Typically, open meeting laws include provisions mandating that governments give advance notice to the public of when and where its meetings will be held, and what will be discussed at them (the agenda). Additionally, the laws often mandate that the government entity publish a record after the fact of what transpired at the meeting in question.

Open meeting laws are essential to the maintenance of a transparent government in which public business will be performed in an open and public manner. Citizens who are fully aware of and free to observe the performance of public officials and listen to the deliberations are in a much better position to ensure that their government is operating in an honest, cost effective and prudent manner.

Websites and open meetings

The Transparency Checklist recommends that government websites at a minimum include:

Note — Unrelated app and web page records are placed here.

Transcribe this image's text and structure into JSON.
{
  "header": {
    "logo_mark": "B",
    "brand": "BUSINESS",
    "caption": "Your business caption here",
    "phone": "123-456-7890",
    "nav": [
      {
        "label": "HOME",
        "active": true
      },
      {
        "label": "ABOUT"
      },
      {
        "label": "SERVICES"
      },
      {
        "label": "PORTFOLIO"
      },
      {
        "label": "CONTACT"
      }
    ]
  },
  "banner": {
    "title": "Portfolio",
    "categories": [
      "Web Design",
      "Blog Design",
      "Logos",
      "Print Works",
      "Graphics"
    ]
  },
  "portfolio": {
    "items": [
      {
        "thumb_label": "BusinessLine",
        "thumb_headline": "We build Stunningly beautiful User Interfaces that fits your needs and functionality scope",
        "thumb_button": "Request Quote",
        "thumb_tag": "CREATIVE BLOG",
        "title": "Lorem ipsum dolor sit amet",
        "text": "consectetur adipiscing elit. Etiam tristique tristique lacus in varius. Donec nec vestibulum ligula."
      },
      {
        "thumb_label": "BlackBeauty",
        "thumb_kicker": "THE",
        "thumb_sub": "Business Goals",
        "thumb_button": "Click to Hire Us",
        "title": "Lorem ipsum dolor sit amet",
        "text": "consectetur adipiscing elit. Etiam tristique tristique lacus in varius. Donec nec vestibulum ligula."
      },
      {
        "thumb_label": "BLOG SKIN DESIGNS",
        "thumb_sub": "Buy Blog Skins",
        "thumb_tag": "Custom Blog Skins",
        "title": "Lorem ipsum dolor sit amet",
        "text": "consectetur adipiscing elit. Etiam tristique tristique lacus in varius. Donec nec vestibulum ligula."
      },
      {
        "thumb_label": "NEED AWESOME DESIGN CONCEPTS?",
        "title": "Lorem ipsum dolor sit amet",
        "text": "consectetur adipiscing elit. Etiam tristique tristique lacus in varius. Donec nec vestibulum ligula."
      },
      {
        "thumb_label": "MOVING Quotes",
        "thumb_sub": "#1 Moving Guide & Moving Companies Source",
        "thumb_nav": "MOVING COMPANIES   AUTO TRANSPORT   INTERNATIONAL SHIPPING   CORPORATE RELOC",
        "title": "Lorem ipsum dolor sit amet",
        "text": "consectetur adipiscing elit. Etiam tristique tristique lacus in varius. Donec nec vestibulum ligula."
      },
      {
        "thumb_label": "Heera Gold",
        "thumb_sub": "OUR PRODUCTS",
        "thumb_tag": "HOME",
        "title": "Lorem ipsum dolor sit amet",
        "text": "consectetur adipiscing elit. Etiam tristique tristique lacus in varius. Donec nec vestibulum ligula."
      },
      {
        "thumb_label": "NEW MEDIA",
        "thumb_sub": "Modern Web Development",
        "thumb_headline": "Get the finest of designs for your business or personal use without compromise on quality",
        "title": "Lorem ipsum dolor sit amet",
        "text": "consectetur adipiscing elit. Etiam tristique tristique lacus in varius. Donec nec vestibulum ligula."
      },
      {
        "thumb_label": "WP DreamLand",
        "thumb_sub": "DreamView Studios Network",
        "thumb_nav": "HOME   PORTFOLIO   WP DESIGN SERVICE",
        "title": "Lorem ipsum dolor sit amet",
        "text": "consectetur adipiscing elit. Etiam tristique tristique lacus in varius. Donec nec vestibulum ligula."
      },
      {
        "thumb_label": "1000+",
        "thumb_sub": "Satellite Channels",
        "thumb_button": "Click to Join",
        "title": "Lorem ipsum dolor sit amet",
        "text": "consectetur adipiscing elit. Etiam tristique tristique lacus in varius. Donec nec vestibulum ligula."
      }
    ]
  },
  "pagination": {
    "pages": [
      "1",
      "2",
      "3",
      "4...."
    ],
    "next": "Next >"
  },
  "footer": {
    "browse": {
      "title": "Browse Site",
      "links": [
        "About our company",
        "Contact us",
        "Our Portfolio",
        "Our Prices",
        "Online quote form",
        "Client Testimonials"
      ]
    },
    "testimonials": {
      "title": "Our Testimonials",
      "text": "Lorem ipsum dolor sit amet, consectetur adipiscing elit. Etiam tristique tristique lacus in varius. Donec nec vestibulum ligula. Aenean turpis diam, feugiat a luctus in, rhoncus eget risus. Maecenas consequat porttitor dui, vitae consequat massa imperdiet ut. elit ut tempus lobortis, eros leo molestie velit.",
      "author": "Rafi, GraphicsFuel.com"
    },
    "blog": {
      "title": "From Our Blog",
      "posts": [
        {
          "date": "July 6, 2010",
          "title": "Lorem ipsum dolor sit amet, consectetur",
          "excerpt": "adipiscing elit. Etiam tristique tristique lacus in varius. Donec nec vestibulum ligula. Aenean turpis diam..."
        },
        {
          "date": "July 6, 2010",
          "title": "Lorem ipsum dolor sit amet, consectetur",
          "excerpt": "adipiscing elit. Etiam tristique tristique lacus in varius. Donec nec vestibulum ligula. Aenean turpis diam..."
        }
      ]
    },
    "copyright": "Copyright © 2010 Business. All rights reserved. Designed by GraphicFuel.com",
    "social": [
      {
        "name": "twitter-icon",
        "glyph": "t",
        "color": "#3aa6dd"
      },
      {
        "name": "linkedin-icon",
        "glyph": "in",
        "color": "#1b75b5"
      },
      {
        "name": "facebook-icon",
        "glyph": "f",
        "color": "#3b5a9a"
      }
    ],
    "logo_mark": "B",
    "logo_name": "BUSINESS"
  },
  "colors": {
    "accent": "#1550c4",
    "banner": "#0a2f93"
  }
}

  • Time and place of meeting;
  • Tentative agenda of an open meeting; and agendas archived for 3-5 years.
  • Minutes of all meetings are recorded and posted online for past 3-5 years.


  • Whether the meeting is open or closed.
  • If the meeting is videotaped, the video should be made available online.
  • Two weeks notice of the meeting; place of meeting;
  • Whether public input is allowed at the meeting and, if so, what the rules are that govern public input


See also

External links